But similar to the US case, this Canadian case shows that the problem is much larger than just the secrecy.
CBC Canada continued:
Documents show KPMG planned to take a 15 per cent cut of the taxes dodged, including $300,000 from the Cooper family. Internal records show the scheme was marketed across the country, with successful KPMG sales agents and accountants referred to as product “champions.”
…Documents had already begun to emerge detailing the extent to which KPMG was helping clients not only dodge taxes but also hide money from potential creditors, including circumventing the Canadian Divorce Act by “protecting” assets from ex-spouses…
In light of this, we couldn’t agree more with Dennis Howlett, executive director of Canadians for Tax Fairness, who actually said back in 2015 in relation to Canada’s case, as described by this CBC article:
At this point, the court case is only really about KPMG releasing the names of their clients but the real point of it should be to get evidence needed to take KPMG to court for facilitating aggressive tax planning.
Why don’t authorities go against enablers?
It’s not clear. Have they captured the State? Is corruption involved, to protect elites? Resource constraints?
The Financial Action Task Force’s “Money Laundering and Terrorist Financing Vulnerabilities of Legal Professionals” report summarised two main reasons (based on responses from countries) on why “legal professionals were not charged with the criminal offence of money laundering although it was clear to the investigating officers that they were involved in the money laundering activity”.
The first one suggests it’s a problem of resources:
Firstly, because of the inability to secure sufficient evidence to prove their complicit involvement in the money laundering schemes. Domestically, access to evidence may have been refused because claims to legal professional privilege or professional secrecy were upheld; or investigators decided not to pursue that evidence because of the more complicated processes involved in seeking access to such evidence and demonstrating that it is appropriate to be released. In the case of an international investigation, the evidence-gathering process can be hindered by the fact that privilege and secrecy varies across the countries that are trying to cooperate.
The second reason is far more problematic because it suggests that authorities would rather use enablers as cooperators rather than going against them, hoping that the reputational risk will be enough of a deterrent:
Secondly, because they are likely to make useful co-operators, informants, and/or cooperating witnesses. A legal professional has every incentive to co-operate with law enforcement once his/her illegal activity is discovered to avoid reputational harm, loss of license (livelihood), and censure by the bar.
In any case, the only thing that’s clear is that unless enablers are stopped, business will go on as usual.

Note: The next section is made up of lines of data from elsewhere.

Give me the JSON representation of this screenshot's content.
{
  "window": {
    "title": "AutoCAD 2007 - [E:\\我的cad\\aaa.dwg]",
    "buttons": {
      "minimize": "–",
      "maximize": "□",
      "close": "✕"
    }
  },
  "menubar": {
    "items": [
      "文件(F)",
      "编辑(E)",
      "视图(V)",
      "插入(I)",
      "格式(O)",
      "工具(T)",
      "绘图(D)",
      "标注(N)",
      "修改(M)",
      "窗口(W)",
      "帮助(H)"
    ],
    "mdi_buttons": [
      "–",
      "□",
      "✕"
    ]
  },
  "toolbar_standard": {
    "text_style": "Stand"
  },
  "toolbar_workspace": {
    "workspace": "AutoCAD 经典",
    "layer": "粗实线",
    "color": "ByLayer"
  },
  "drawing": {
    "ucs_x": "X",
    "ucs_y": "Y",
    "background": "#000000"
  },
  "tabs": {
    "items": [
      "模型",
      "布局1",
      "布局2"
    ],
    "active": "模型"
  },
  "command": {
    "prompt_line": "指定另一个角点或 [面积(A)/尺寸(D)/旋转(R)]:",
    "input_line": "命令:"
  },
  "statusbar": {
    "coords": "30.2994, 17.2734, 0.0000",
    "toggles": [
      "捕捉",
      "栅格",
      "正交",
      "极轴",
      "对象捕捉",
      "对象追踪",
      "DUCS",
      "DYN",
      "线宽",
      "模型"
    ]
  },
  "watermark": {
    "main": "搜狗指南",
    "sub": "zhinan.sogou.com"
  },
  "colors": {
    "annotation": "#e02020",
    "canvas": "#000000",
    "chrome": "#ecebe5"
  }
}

Society will keep getting hurt, and they will keep telling us that it’s for our own good.
Requiring all tax court verdicts and tax rulings to be placed on online public record would be a great start, a first reputational deterrent against this kind of collusion of the few against the many.
Second, countries should coordinate to narrow attorney-client privilege to situations involving the defence of a person before a court, but require full cooperation and reporting of suspicious transaction reports from lawyers who are acting as corporate service providers or nominees.
Lastly, governments should properly resource their tax authorities and prosecutors to ensure they will not be afraid of going against enablers.
Treating enablers of illicit financial flows as witnesses and friends of the justice system is like asking a drug kingpin to testify as a witness against a penniless dealer that sells drug on the street. It should be the other way round.